TBT, and EPA’s evaluation of the effectiveness of laws and regulations in reducing
the risks of TBT.  Both EPA and the Navy have concluded that the TBT levels in the
water column are dropping.  Despite this decline, EPA reported that the levels are
still too high.  The status of TBT levels in the sediment,
where many affected species dwell, is less certain.  The reduction of TBT
concentrations in domestic waters is due to restrictions on the use of anti-fouling
paints in the United States:  use is prohibited on non-aluminum hulls and vessels
less than 82 feet in length; a limit has been established on the release rate of
TBT from paint; application is limited to applicators specifically trained and

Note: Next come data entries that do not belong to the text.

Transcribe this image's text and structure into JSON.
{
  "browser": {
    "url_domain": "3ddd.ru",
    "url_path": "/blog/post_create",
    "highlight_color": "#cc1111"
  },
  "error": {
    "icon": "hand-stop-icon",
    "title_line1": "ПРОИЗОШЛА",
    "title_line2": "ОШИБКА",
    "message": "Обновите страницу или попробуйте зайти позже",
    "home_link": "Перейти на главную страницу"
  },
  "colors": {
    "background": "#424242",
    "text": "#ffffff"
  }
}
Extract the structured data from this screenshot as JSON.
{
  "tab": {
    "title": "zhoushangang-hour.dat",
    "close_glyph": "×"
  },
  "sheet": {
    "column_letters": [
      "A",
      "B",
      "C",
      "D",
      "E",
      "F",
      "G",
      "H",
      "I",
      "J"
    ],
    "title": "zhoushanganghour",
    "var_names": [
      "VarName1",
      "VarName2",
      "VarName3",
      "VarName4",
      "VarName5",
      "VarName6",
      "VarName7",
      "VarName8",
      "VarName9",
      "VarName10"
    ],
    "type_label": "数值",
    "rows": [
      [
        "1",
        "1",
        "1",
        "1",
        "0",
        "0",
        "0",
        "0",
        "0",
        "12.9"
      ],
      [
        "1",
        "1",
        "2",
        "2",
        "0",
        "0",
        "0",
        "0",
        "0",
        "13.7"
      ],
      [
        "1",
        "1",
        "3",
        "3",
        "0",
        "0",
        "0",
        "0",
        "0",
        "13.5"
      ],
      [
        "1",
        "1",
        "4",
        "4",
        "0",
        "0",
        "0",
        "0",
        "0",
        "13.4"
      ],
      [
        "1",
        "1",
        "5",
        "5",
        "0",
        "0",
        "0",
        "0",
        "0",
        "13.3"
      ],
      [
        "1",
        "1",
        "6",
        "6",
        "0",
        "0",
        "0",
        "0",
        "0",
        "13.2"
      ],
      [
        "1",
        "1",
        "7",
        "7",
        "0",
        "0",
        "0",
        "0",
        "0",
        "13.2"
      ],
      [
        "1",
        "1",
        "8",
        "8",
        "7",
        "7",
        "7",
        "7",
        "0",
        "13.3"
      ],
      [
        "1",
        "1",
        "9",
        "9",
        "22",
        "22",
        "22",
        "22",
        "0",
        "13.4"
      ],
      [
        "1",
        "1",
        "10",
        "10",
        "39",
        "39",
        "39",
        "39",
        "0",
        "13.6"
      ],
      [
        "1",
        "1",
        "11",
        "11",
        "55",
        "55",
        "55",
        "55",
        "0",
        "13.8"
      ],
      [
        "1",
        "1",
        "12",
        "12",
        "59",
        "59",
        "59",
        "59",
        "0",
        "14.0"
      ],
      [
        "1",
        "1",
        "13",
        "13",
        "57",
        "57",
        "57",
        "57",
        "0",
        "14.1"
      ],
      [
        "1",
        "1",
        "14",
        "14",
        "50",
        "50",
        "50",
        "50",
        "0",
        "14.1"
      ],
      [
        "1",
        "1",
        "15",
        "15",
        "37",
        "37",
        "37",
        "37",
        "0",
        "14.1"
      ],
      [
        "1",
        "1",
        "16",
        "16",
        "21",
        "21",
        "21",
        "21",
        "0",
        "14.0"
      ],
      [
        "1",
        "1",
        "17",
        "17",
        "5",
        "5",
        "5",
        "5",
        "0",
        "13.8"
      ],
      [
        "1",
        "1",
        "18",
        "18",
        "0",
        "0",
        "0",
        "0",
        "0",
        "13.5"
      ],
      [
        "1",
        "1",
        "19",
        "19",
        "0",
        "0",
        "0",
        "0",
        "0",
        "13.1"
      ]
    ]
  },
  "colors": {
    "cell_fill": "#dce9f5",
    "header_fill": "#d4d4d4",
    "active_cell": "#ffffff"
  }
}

certified (or to persons under their direct supervision); and a requirement
that all paint waste be disposed in sanitary landfills and not in the water.
The Navy no longer uses TBT antifouling paints.  The continued hazard TBT poses
is tied to remaining domestic use and to the use of TBT on ocean-going vessels
which are painted overseas and which travel to American ports.  EPA has determined
that additional restrictions are need to reduce levels in water and suggests to
Congress that the manufacture and use of TBT anti-fouling paints be phased out in
this country, to be replaced by safer alternatives.  Some alternatives are currently
available and others are being developed.  EPA is cooperating with the International
Maritime Organization on a proposal for a global phase-out and is refining its TBT
risk assessment for use in pursuing appropriate action under the Federal Insecticide,
Fungicide and Rodenticide Act.